* Component data from apps and pages:
━━━━━━━━

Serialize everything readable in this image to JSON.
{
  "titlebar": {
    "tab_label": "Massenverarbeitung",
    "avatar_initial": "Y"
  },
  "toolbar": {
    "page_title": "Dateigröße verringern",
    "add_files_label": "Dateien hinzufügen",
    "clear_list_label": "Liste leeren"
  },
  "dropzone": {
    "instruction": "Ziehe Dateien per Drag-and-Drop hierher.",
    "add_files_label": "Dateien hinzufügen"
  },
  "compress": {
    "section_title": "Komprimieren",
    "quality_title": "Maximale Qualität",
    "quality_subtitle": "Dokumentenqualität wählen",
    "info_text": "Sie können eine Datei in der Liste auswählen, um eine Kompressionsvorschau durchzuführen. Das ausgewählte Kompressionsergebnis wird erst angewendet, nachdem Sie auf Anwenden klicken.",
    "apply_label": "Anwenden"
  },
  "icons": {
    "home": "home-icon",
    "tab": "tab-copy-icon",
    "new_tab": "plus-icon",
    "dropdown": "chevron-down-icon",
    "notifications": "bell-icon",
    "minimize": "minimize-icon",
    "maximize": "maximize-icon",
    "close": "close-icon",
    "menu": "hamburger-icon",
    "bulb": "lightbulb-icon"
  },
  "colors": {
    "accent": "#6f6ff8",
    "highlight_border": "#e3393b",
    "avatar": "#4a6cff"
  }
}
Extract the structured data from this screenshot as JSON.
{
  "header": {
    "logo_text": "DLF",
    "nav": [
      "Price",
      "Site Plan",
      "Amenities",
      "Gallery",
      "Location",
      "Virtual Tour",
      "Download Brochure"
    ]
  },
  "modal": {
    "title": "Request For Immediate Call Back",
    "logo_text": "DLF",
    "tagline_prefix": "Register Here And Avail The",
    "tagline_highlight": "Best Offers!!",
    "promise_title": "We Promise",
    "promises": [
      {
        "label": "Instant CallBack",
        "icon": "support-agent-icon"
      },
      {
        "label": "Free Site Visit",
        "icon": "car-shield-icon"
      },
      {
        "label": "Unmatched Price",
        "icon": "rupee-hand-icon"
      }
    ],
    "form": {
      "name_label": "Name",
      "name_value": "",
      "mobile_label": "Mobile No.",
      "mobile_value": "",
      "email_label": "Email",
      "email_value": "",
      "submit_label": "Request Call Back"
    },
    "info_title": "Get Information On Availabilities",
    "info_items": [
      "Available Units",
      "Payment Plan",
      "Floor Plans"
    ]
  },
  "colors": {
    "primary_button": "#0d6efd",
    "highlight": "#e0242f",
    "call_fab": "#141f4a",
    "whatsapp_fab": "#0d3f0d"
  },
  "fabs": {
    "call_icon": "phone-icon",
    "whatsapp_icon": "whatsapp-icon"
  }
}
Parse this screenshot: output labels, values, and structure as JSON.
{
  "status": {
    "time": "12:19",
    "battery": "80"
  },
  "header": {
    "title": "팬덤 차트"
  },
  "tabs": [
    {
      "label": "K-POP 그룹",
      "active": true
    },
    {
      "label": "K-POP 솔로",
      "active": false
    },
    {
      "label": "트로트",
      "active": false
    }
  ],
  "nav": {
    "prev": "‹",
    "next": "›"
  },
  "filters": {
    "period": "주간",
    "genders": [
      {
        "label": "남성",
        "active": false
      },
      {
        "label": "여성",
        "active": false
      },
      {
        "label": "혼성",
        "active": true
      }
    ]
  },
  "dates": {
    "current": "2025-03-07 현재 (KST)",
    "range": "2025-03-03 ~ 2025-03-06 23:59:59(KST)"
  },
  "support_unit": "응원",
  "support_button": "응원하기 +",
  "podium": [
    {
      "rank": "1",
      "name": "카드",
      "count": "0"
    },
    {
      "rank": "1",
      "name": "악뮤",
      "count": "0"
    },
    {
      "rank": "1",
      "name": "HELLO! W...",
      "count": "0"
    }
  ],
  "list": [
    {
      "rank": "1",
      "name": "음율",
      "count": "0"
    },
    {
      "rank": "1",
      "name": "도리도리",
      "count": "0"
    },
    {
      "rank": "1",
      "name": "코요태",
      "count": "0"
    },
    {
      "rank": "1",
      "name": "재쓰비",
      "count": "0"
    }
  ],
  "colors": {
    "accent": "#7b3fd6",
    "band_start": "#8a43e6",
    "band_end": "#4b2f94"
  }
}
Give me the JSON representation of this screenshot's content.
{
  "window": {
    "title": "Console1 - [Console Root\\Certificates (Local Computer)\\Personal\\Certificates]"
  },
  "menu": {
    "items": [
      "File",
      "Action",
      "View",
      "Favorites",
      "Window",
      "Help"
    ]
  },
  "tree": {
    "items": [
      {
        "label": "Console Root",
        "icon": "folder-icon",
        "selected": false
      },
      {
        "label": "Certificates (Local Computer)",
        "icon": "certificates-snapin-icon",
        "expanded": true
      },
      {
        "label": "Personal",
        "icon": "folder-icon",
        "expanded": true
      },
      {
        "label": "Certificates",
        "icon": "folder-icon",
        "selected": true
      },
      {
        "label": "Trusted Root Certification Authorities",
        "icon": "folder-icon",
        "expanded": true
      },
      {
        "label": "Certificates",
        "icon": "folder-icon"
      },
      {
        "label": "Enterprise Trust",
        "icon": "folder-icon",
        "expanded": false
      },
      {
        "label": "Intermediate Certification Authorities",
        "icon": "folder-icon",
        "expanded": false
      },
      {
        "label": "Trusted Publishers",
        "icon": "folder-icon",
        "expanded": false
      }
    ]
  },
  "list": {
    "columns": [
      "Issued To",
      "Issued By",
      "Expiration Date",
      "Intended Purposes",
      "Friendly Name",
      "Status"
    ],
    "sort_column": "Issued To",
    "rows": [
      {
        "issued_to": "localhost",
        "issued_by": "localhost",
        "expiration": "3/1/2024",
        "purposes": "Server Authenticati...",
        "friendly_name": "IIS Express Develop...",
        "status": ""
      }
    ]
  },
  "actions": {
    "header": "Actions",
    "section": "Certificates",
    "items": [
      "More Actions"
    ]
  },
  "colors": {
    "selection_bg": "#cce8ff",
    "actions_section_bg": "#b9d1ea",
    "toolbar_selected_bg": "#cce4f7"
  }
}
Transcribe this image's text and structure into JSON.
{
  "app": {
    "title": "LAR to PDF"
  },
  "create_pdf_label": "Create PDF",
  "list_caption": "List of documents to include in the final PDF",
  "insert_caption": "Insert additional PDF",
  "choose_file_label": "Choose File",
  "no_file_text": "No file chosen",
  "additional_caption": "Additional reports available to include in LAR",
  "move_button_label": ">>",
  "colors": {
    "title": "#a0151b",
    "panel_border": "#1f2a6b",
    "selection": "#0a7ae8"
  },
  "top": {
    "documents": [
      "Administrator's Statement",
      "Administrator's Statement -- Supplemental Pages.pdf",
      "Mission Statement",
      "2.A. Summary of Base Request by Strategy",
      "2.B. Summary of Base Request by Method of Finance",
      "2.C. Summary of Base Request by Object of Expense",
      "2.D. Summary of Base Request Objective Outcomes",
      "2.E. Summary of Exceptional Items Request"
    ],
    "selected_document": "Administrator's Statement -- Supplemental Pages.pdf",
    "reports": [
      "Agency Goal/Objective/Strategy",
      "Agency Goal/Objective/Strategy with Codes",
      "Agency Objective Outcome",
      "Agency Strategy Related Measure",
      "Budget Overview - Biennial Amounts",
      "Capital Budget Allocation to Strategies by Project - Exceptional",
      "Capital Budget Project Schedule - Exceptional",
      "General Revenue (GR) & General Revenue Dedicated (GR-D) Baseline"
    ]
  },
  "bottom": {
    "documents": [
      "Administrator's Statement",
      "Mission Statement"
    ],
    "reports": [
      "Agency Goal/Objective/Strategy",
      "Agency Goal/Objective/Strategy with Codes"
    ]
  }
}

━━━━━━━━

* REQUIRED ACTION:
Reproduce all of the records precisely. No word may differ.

* RESULT OF THIS TASK:
Serialize everything readable in this image to JSON.
{
  "titlebar": {
    "tab_label": "Massenverarbeitung",
    "avatar_initial": "Y"
  },
  "toolbar": {
    "page_title": "Dateigröße verringern",
    "add_files_label": "Dateien hinzufügen",
    "clear_list_label": "Liste leeren"
  },
  "dropzone": {
    "instruction": "Ziehe Dateien per Drag-and-Drop hierher.",
    "add_files_label": "Dateien hinzufügen"
  },
  "compress": {
    "section_title": "Komprimieren",
    "quality_title": "Maximale Qualität",
    "quality_subtitle": "Dokumentenqualität wählen",
    "info_text": "Sie können eine Datei in der Liste auswählen, um eine Kompressionsvorschau durchzuführen. Das ausgewählte Kompressionsergebnis wird erst angewendet, nachdem Sie auf Anwenden klicken.",
    "apply_label": "Anwenden"
  },
  "icons": {
    "home": "home-icon",
    "tab": "tab-copy-icon",
    "new_tab": "plus-icon",
    "dropdown": "chevron-down-icon",
    "notifications": "bell-icon",
    "minimize": "minimize-icon",
    "maximize": "maximize-icon",
    "close": "close-icon",
    "menu": "hamburger-icon",
    "bulb": "lightbulb-icon"
  },
  "colors": {
    "accent": "#6f6ff8",
    "highlight_border": "#e3393b",
    "avatar": "#4a6cff"
  }
}
Extract the structured data from this screenshot as JSON.
{
  "header": {
    "logo_text": "DLF",
    "nav": [
      "Price",
      "Site Plan",
      "Amenities",
      "Gallery",
      "Location",
      "Virtual Tour",
      "Download Brochure"
    ]
  },
  "modal": {
    "title": "Request For Immediate Call Back",
    "logo_text": "DLF",
    "tagline_prefix": "Register Here And Avail The",
    "tagline_highlight": "Best Offers!!",
    "promise_title": "We Promise",
    "promises": [
      {
        "label": "Instant CallBack",
        "icon": "support-agent-icon"
      },
      {
        "label": "Free Site Visit",
        "icon": "car-shield-icon"
      },
      {
        "label": "Unmatched Price",
        "icon": "rupee-hand-icon"
      }
    ],
    "form": {
      "name_label": "Name",
      "name_value": "",
      "mobile_label": "Mobile No.",
      "mobile_value": "",
      "email_label": "Email",
      "email_value": "",
      "submit_label": "Request Call Back"
    },
    "info_title": "Get Information On Availabilities",
    "info_items": [
      "Available Units",
      "Payment Plan",
      "Floor Plans"
    ]
  },
  "colors": {
    "primary_button": "#0d6efd",
    "highlight": "#e0242f",
    "call_fab": "#141f4a",
    "whatsapp_fab": "#0d3f0d"
  },
  "fabs": {
    "call_icon": "phone-icon",
    "whatsapp_icon": "whatsapp-icon"
  }
}
Parse this screenshot: output labels, values, and structure as JSON.
{
  "status": {
    "time": "12:19",
    "battery": "80"
  },
  "header": {
    "title": "팬덤 차트"
  },
  "tabs": [
    {
      "label": "K-POP 그룹",
      "active": true
    },
    {
      "label": "K-POP 솔로",
      "active": false
    },
    {
      "label": "트로트",
      "active": false
    }
  ],
  "nav": {
    "prev": "‹",
    "next": "›"
  },
  "filters": {
    "period": "주간",
    "genders": [
      {
        "label": "남성",
        "active": false
      },
      {
        "label": "여성",
        "active": false
      },
      {
        "label": "혼성",
        "active": true
      }
    ]
  },
  "dates": {
    "current": "2025-03-07 현재 (KST)",
    "range": "2025-03-03 ~ 2025-03-06 23:59:59(KST)"
  },
  "support_unit": "응원",
  "support_button": "응원하기 +",
  "podium": [
    {
      "rank": "1",
      "name": "카드",
      "count": "0"
    },
    {
      "rank": "1",
      "name": "악뮤",
      "count": "0"
    },
    {
      "rank": "1",
      "name": "HELLO! W...",
      "count": "0"
    }
  ],
  "list": [
    {
      "rank": "1",
      "name": "음율",
      "count": "0"
    },
    {
      "rank": "1",
      "name": "도리도리",
      "count": "0"
    },
    {
      "rank": "1",
      "name": "코요태",
      "count": "0"
    },
    {
      "rank": "1",
      "name": "재쓰비",
      "count": "0"
    }
  ],
  "colors": {
    "accent": "#7b3fd6",
    "band_start": "#8a43e6",
    "band_end": "#4b2f94"
  }
}
Give me the JSON representation of this screenshot's content.
{
  "window": {
    "title": "Console1 - [Console Root\\Certificates (Local Computer)\\Personal\\Certificates]"
  },
  "menu": {
    "items": [
      "File",
      "Action",
      "View",
      "Favorites",
      "Window",
      "Help"
    ]
  },
  "tree": {
    "items": [
      {
        "label": "Console Root",
        "icon": "folder-icon",
        "selected": false
      },
      {
        "label": "Certificates (Local Computer)",
        "icon": "certificates-snapin-icon",
        "expanded": true
      },
      {
        "label": "Personal",
        "icon": "folder-icon",
        "expanded": true
      },
      {
        "label": "Certificates",
        "icon": "folder-icon",
        "selected": true
      },
      {
        "label": "Trusted Root Certification Authorities",
        "icon": "folder-icon",
        "expanded": true
      },
      {
        "label": "Certificates",
        "icon": "folder-icon"
      },
      {
        "label": "Enterprise Trust",
        "icon": "folder-icon",
        "expanded": false
      },
      {
        "label": "Intermediate Certification Authorities",
        "icon": "folder-icon",
        "expanded": false
      },
      {
        "label": "Trusted Publishers",
        "icon": "folder-icon",
        "expanded": false
      }
    ]
  },
  "list": {
    "columns": [
      "Issued To",
      "Issued By",
      "Expiration Date",
      "Intended Purposes",
      "Friendly Name",
      "Status"
    ],
    "sort_column": "Issued To",
    "rows": [
      {
        "issued_to": "localhost",
        "issued_by": "localhost",
        "expiration": "3/1/2024",
        "purposes": "Server Authenticati...",
        "friendly_name": "IIS Express Develop...",
        "status": ""
      }
    ]
  },
  "actions": {
    "header": "Actions",
    "section": "Certificates",
    "items": [
      "More Actions"
    ]
  },
  "colors": {
    "selection_bg": "#cce8ff",
    "actions_section_bg": "#b9d1ea",
    "toolbar_selected_bg": "#cce4f7"
  }
}
Transcribe this image's text and structure into JSON.
{
  "app": {
    "title": "LAR to PDF"
  },
  "create_pdf_label": "Create PDF",
  "list_caption": "List of documents to include in the final PDF",
  "insert_caption": "Insert additional PDF",
  "choose_file_label": "Choose File",
  "no_file_text": "No file chosen",
  "additional_caption": "Additional reports available to include in LAR",
  "move_button_label": ">>",
  "colors": {
    "title": "#a0151b",
    "panel_border": "#1f2a6b",
    "selection": "#0a7ae8"
  },
  "top": {
    "documents": [
      "Administrator's Statement",
      "Administrator's Statement -- Supplemental Pages.pdf",
      "Mission Statement",
      "2.A. Summary of Base Request by Strategy",
      "2.B. Summary of Base Request by Method of Finance",
      "2.C. Summary of Base Request by Object of Expense",
      "2.D. Summary of Base Request Objective Outcomes",
      "2.E. Summary of Exceptional Items Request"
    ],
    "selected_document": "Administrator's Statement -- Supplemental Pages.pdf",
    "reports": [
      "Agency Goal/Objective/Strategy",
      "Agency Goal/Objective/Strategy with Codes",
      "Agency Objective Outcome",
      "Agency Strategy Related Measure",
      "Budget Overview - Biennial Amounts",
      "Capital Budget Allocation to Strategies by Project - Exceptional",
      "Capital Budget Project Schedule - Exceptional",
      "General Revenue (GR) & General Revenue Dedicated (GR-D) Baseline"
    ]
  },
  "bottom": {
    "documents": [
      "Administrator's Statement",
      "Mission Statement"
    ],
    "reports": [
      "Agency Goal/Objective/Strategy",
      "Agency Goal/Objective/Strategy with Codes"
    ]
  }
}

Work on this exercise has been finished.